The onward march of David Davis…..
If I was in David Cameron’s position i’d seriously consider sticking pins in a David Davis shaped doll. Mr Davis is playing a near-perfect hand of political poker as things stand. He isn’t directly attacking Mr Cameron but instead spelling out an alternative agenda and acting as a conduit for backbench discontent. Others, like Tim Yeo, are being left to mount the more personal attacks while Mr Davis maintains a air of assumed semi-loyal dignity. As anybody deeply involved with politics knows he who wields the dagger never wears the crown.
Mr Cameron’s leadership is tottering and on the point of falling. One of the most telling passages in the interview Davis gave to the Sunday Telegraph is his description of the mood on the backbenches:
Mr Davis said many Conservative MPs are “nervous” and “uncomfortable” about the compromises made while in Coalition. “Their greatest worry is the economy – they realise it will decide the next election,” he added.
You can imagine the effect a defeat, especially a very heavy one, in the Corby by-election will have on such an already agitated atmosphere. Of course, the prescription for an ‘alternative’ economic strategy outlined by Mr Davis is absolutely bonkers. Demand collapses in the economy so Mr Davis says lets have more austerity, tax revenues are collapsing (a major contributory factor to ballooning debt) so Davis says ‘lets cut taxes’. However, it deserves serious scrutiny from Labour strategists because it will, in time, become the strategy of the government.
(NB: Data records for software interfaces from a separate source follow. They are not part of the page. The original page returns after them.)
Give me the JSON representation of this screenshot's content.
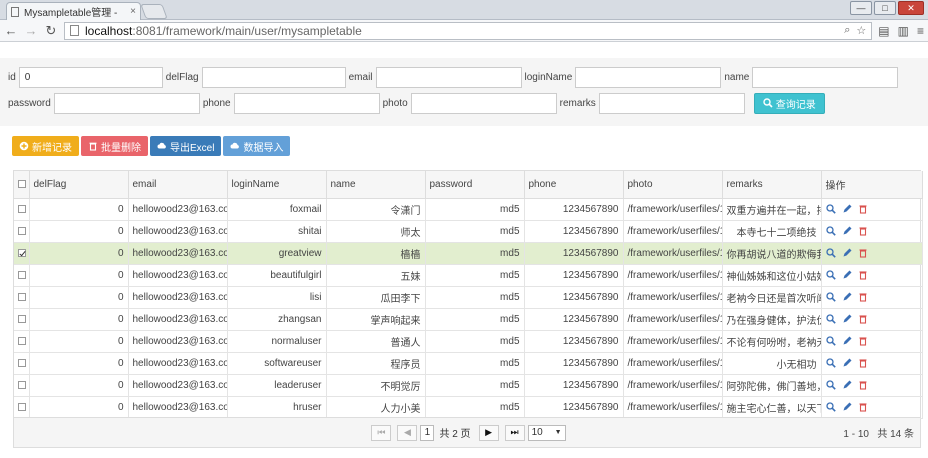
{
  "browser": {
    "tab_title": "Mysampletable管理 -",
    "tab_close": "×",
    "url_host": "localhost",
    "url_rest": ":8081/framework/main/user/mysampletable",
    "win_min": "—",
    "win_max": "□",
    "win_close": "✕"
  },
  "filter": {
    "fields_row1": [
      {
        "label": "id",
        "value": "0"
      },
      {
        "label": "delFlag",
        "value": ""
      },
      {
        "label": "email",
        "value": ""
      },
      {
        "label": "loginName",
        "value": ""
      },
      {
        "label": "name",
        "value": ""
      }
    ],
    "fields_row2": [
      {
        "label": "password",
        "value": ""
      },
      {
        "label": "phone",
        "value": ""
      },
      {
        "label": "photo",
        "value": ""
      },
      {
        "label": "remarks",
        "value": ""
      }
    ],
    "query_label": "查询记录"
  },
  "actions": {
    "add": "新增记录",
    "batch_delete": "批量删除",
    "export": "导出Excel",
    "import": "数据导入"
  },
  "table": {
    "headers": {
      "delflag": "delFlag",
      "email": "email",
      "loginname": "loginName",
      "name": "name",
      "password": "password",
      "phone": "phone",
      "photo": "photo",
      "remarks": "remarks",
      "ops": "操作"
    },
    "rows": [
      {
        "checked": false,
        "delFlag": "0",
        "email": "hellowood23@163.com",
        "loginName": "foxmail",
        "name": "令潇门",
        "password": "md5",
        "phone": "1234567890",
        "photo": "/framework/userfiles/1/im",
        "remarks": "双重方遍并在一起，排山倒"
      },
      {
        "checked": false,
        "delFlag": "0",
        "email": "hellowood23@163.com",
        "loginName": "shitai",
        "name": "师太",
        "password": "md5",
        "phone": "1234567890",
        "photo": "/framework/userfiles/1/im",
        "remarks": "本寺七十二项绝技"
      },
      {
        "checked": true,
        "delFlag": "0",
        "email": "hellowood23@163.com",
        "loginName": "greatview",
        "name": "樯樯",
        "password": "md5",
        "phone": "1234567890",
        "photo": "/framework/userfiles/1/im",
        "remarks": "你再胡说八道的欺侮我"
      },
      {
        "checked": false,
        "delFlag": "0",
        "email": "hellowood23@163.com",
        "loginName": "beautifulgirl",
        "name": "五妹",
        "password": "md5",
        "phone": "1234567890",
        "photo": "/framework/userfiles/1/im",
        "remarks": "神仙姊姊和这位小姑姊姊的"
      },
      {
        "checked": false,
        "delFlag": "0",
        "email": "hellowood23@163.com",
        "loginName": "lisi",
        "name": "瓜田李下",
        "password": "md5",
        "phone": "1234567890",
        "photo": "/framework/userfiles/1/im",
        "remarks": "老衲今日还是首次听闻"
      },
      {
        "checked": false,
        "delFlag": "0",
        "email": "hellowood23@163.com",
        "loginName": "zhangsan",
        "name": "掌声响起来",
        "password": "md5",
        "phone": "1234567890",
        "photo": "/framework/userfiles/1/im",
        "remarks": "乃在强身健体，护法伏魔"
      },
      {
        "checked": false,
        "delFlag": "0",
        "email": "hellowood23@163.com",
        "loginName": "normaluser",
        "name": "普通人",
        "password": "md5",
        "phone": "1234567890",
        "photo": "/framework/userfiles/1/im",
        "remarks": "不论有何吩咐，老衲无有不"
      },
      {
        "checked": false,
        "delFlag": "0",
        "email": "hellowood23@163.com",
        "loginName": "softwareuser",
        "name": "程序员",
        "password": "md5",
        "phone": "1234567890",
        "photo": "/framework/userfiles/1/im",
        "remarks": "小无相功"
      },
      {
        "checked": false,
        "delFlag": "0",
        "email": "hellowood23@163.com",
        "loginName": "leaderuser",
        "name": "不明觉厉",
        "password": "md5",
        "phone": "1234567890",
        "photo": "/framework/userfiles/1/im",
        "remarks": "阿弥陀佛，佛门善地，两位"
      },
      {
        "checked": false,
        "delFlag": "0",
        "email": "hellowood23@163.com",
        "loginName": "hruser",
        "name": "人力小美",
        "password": "md5",
        "phone": "1234567890",
        "photo": "/framework/userfiles/1/im",
        "remarks": "施主宅心仁善，以天下苍生"
      }
    ]
  },
  "pager": {
    "current_page": "1",
    "total_pages_text": "共 2 页",
    "page_size": "10",
    "range_text": "1 - 10",
    "total_text": "共 14 条"
  },
  "colors": {
    "add": "#f0ad1b",
    "delete": "#e9646a",
    "export": "#3a7bb8",
    "import": "#63a0d8",
    "query": "#3fc2d0",
    "selected_row": "#e2eecf",
    "icon_blue": "#3a6fb5",
    "icon_red": "#d9534f"
  }
}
As things stand, we don’t have a coherent answer and the vision articulated by Mr Davis is potentially a potent force when put-up against one from the government that is totally non-existant and one from the Opposition that is timid, weak and incoherent. In the land of the blind, the one-eyed man is usually king.
Facing its own restive and rebellious backbenches, a Opposition that is polling strongly, the odds are tilted heavily against Mr Cameron’s survival in office for too much longer and when the axe falls, you cant help but feel Mr Davis will suddenly appear on the scene once again.